Red light cameras are a controversial way of policing traffic safety and enforcing traffic laws. However, these small sentinels are now a thing of the past for people driving in Austin, the Texas capital. In 2019, Governor Abbot signed a law making red light cameras illegal. Will they come back? Maybe — let’s look at the pros and cons.
The Purpose of Red Light Cameras
Red light cameras are meant to deter people from running a red light. They’re not usually designed to be inconspicuous. Instead, the idea is for people to see the camera and slow down for a yellow light rather than speed up to beat the red light.
They’re also much less expensive than always keeping two traffic police officers at major intersections: one to spot cars running red lights and the other to follow them and give a citation.

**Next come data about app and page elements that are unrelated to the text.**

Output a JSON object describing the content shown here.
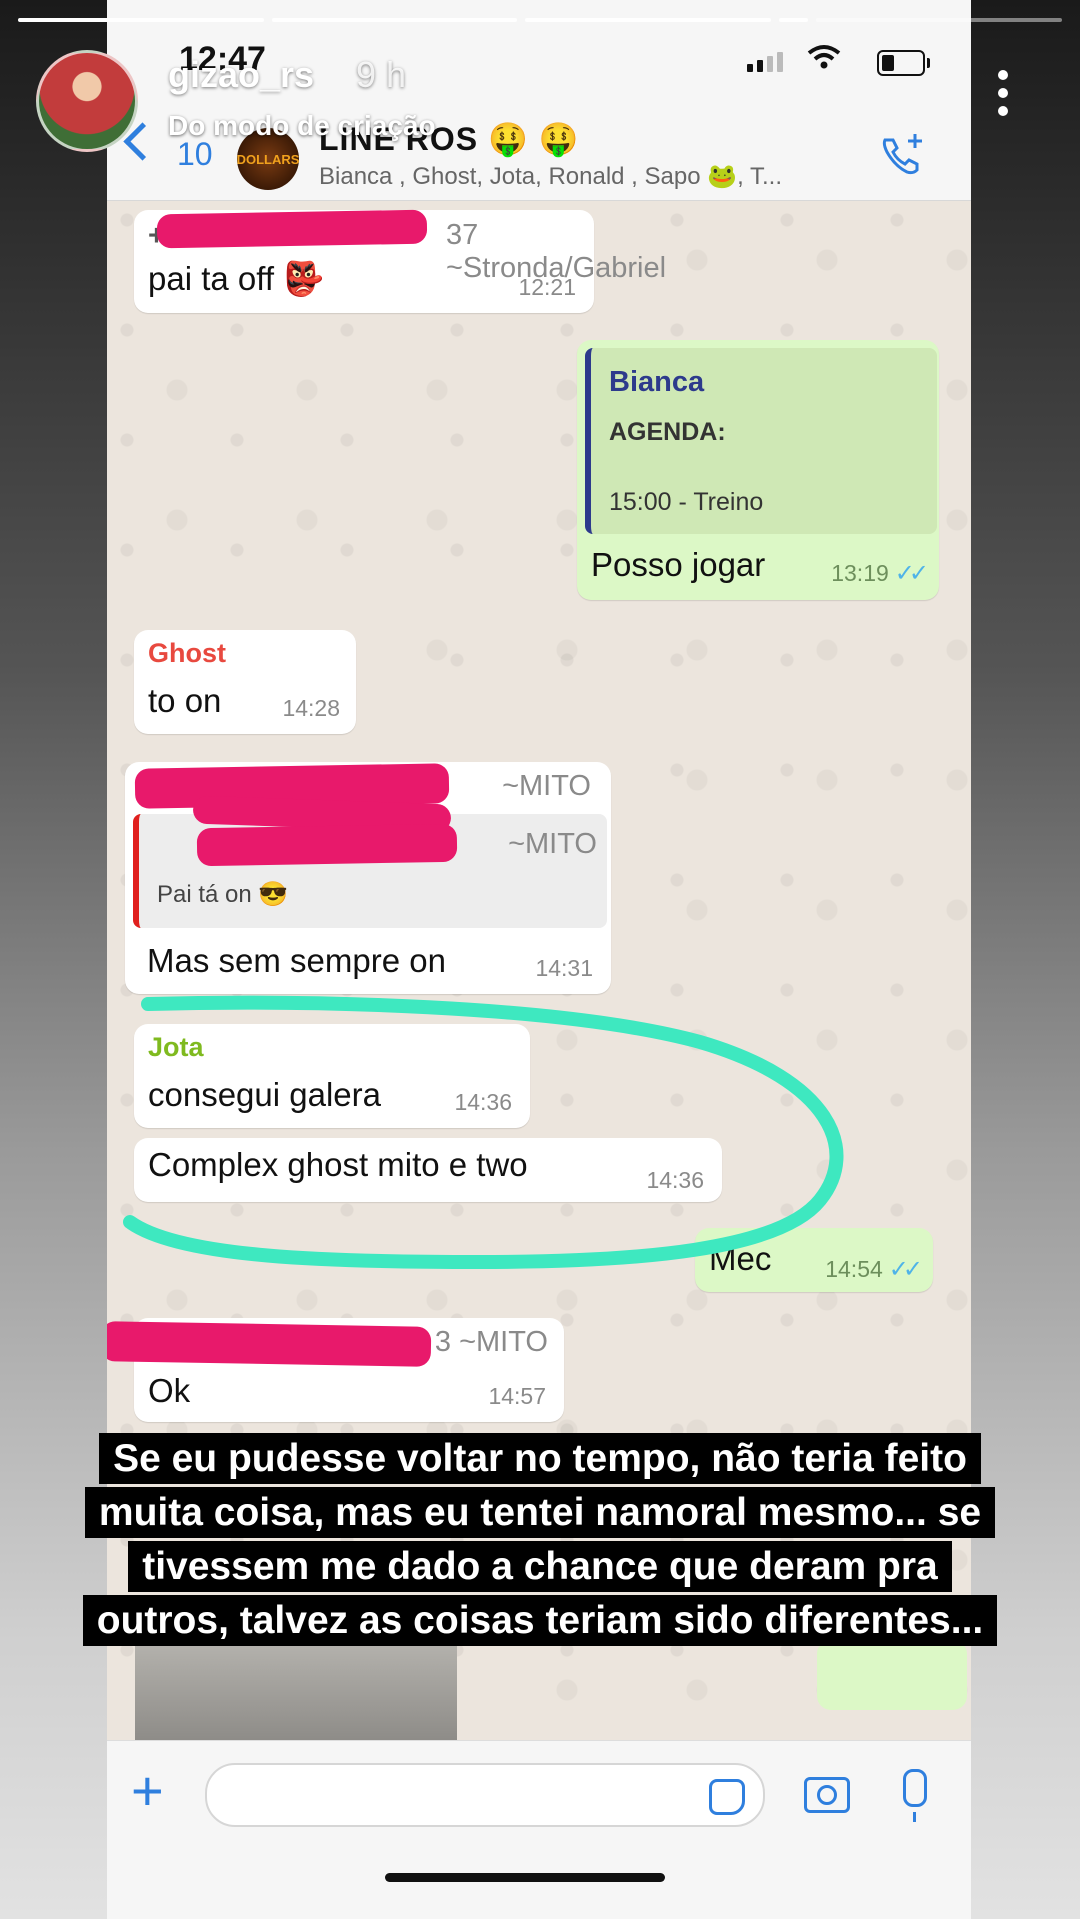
{
  "story": {
    "username": "gizao_rs",
    "age": "9 h",
    "subtitle": "Do modo de criação",
    "caption": "Se eu pudesse voltar no tempo, não teria feito muita coisa, mas eu tentei namoral mesmo... se tivessem me dado a chance que deram pra outros, talvez as coisas teriam sido diferentes..."
  },
  "status_bar": {
    "time": "12:47"
  },
  "header": {
    "back_count": "10",
    "group_avatar_text": "DOLLARS",
    "group_name": "LINE ROS 🤑 🤑",
    "members": "Bianca , Ghost, Jota, Ronald , Sapo 🐸, T..."
  },
  "messages": {
    "m1": {
      "phone": "37 ~Stronda/Gabriel",
      "text": "pai ta off 👺",
      "time": "12:21"
    },
    "m2": {
      "quote_name": "Bianca",
      "quote_line1": "AGENDA:",
      "quote_line2": "15:00 - Treino",
      "text": "Posso jogar",
      "time": "13:19",
      "ticks": "✓✓"
    },
    "m3": {
      "sender": "Ghost",
      "text": "to on",
      "time": "14:28"
    },
    "m4": {
      "phone": "~MITO",
      "quote_phone": "~MITO",
      "quote_text": "Pai tá on 😎",
      "text": "Mas sem sempre on",
      "time": "14:31"
    },
    "m5": {
      "sender": "Jota",
      "text": "consegui galera",
      "time": "14:36"
    },
    "m6": {
      "text": "Complex ghost mito e two",
      "time": "14:36"
    },
    "m7": {
      "text": "Mec",
      "time": "14:54",
      "ticks": "✓✓"
    },
    "m8": {
      "phone": "3 ~MITO",
      "text": "Ok",
      "time": "14:57"
    }
  },
  "colors": {
    "ghost": "#e8493f",
    "jota": "#7fba1f",
    "bianca": "#2d3a8c",
    "mito_quote_bar": "#e0201e",
    "accent": "#2f7fde",
    "highlight": "#3ee8c0",
    "redaction": "#e8196b"
  },
  "icons": [
    "back-chevron-icon",
    "add-call-icon",
    "plus-icon",
    "sticker-icon",
    "camera-icon",
    "mic-icon",
    "more-icon"
  ]
}
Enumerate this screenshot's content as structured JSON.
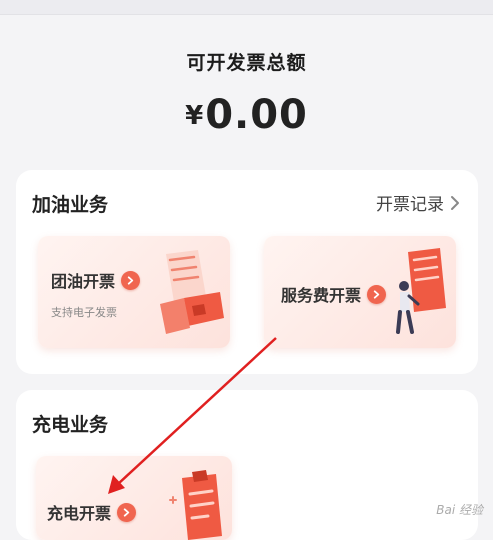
{
  "summary": {
    "title": "可开发票总额",
    "currency_symbol": "¥",
    "amount": "0.00"
  },
  "fuel_section": {
    "title": "加油业务",
    "records_link": "开票记录",
    "cards": [
      {
        "label": "团油开票",
        "sublabel": "支持电子发票"
      },
      {
        "label": "服务费开票"
      }
    ]
  },
  "charging_section": {
    "title": "充电业务",
    "cards": [
      {
        "label": "充电开票"
      }
    ]
  },
  "icons": {
    "chevron": "chevron-right-icon",
    "badge_arrow": "arrow-right-badge-icon",
    "annotation": "red-arrow-annotation"
  },
  "colors": {
    "accent": "#f0654f",
    "annotation": "#e02020",
    "card_bg": "#fde2dc"
  },
  "watermark": "Bai 经验"
}
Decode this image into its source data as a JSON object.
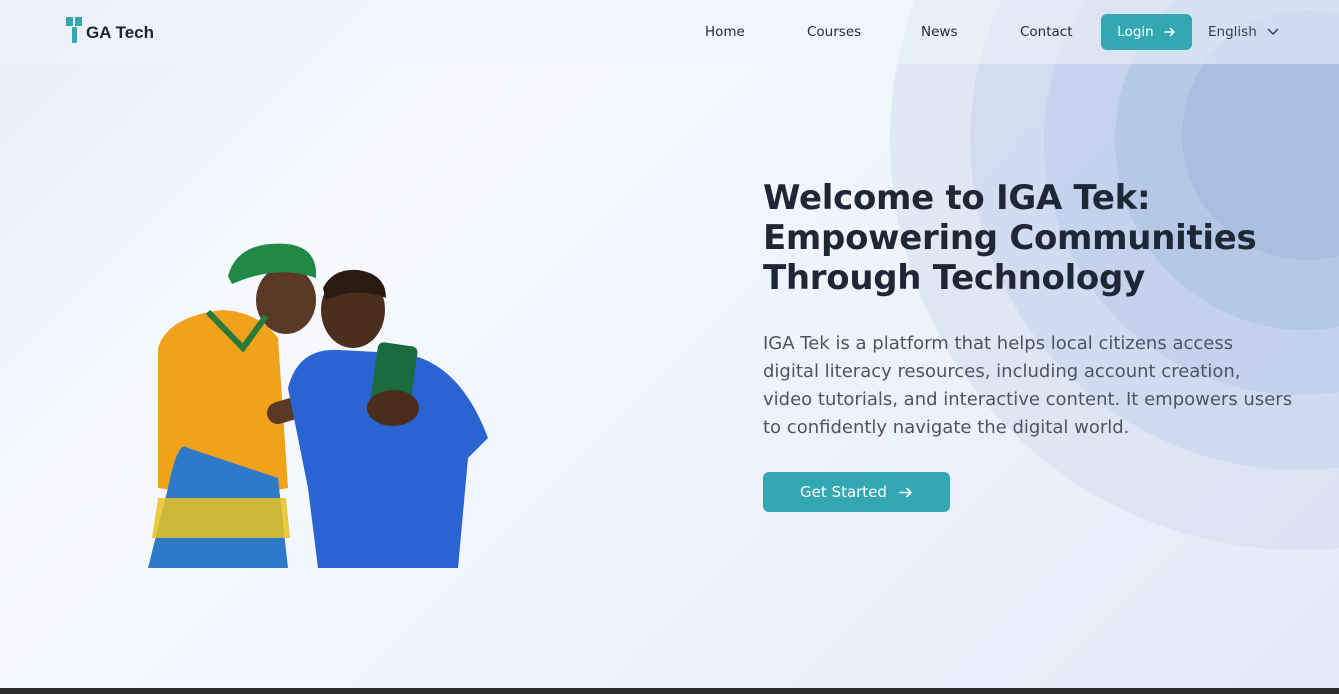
{
  "brand": {
    "name": "GA Tech",
    "accent": "#34a8b2"
  },
  "nav": {
    "links": [
      {
        "label": "Home"
      },
      {
        "label": "Courses"
      },
      {
        "label": "News"
      },
      {
        "label": "Contact"
      }
    ],
    "login_label": "Login",
    "login_icon": "arrow-right-icon",
    "language": "English",
    "language_icon": "chevron-down-icon"
  },
  "hero": {
    "title": "Welcome to IGA Tek: Empowering Communities Through Technology",
    "description": "IGA Tek is a platform that helps local citizens access digital literacy resources, including account creation, video tutorials, and interactive content. It empowers users to confidently navigate the digital world.",
    "cta_label": "Get Started",
    "cta_icon": "arrow-right-icon"
  }
}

Red light cameras remain popular in many cities nationwide. However, Texas lawmakers noted several problems with the devices.
What Kind of Problems Do Red Light Traffic Cameras Create?
One of the biggest problems created by red light cameras was an increase in rear-end accidents at intersections equipped with them. Drivers slowing down at yellow lights to avoid the ticket were hit from behind by those who hoped to beat the yellow light and avoid a citation.
Another problem with red light cameras is their use infringes on the car owner’s constitutional rights. Specifically, conservative Texas Republican Rep. Jonathan Stickland, R-Bedford, the author of the red light camera dismantling bill, and other Texas Republican lawmakers feel that the cameras presume drivers’ guilt for committing the traffic infraction.
In addition, the cameras can lead to issues when lending your car to a friend. If someone permits another driver to drive the car they own and that other driver runs the red light, it can be difficult for the owner to remove the penalties for the citation from their driving record — even if their car-borrowing friend pays for the ticket.
Benefits of Red Light Traffic Cameras
Some lawmakers believe that the benefits of red light cameras in Austin outweigh the drawbacks. Between 2008 and 2019, Austin operated 10 red light cameras, bringing in a revenue of $7 million. Revenue from the traffic fines went toward creating traffic safety programs in the city and helping fund Austin-area trauma centers.
Other benefits of a red light camera deterrent include reducing the number of fatal or otherwise dangerous car accidents. T-bone collisions are one such type. In a T-bone collision, one person turning left or with a green light is struck broadside by a driver trying to beat the red light.
Injuries from a T-bone accident can be catastrophic. One driver may be hit head-on, while the other may be seriously injured because the side door of their car lacks the protection provided by other areas of the car.
Final Thoughts About Red Light Cameras in Austin, Texas
Red light cameras may no longer be present in the state’s capital, but that doesn’t mean serious traffic accidents have also ceased. Guided intersections are still some of the most dangerous parts of the road, resulting in thousands of crashes each year. If you’ve been one of these victims, an Austin car accident lawyer can help you seek damages.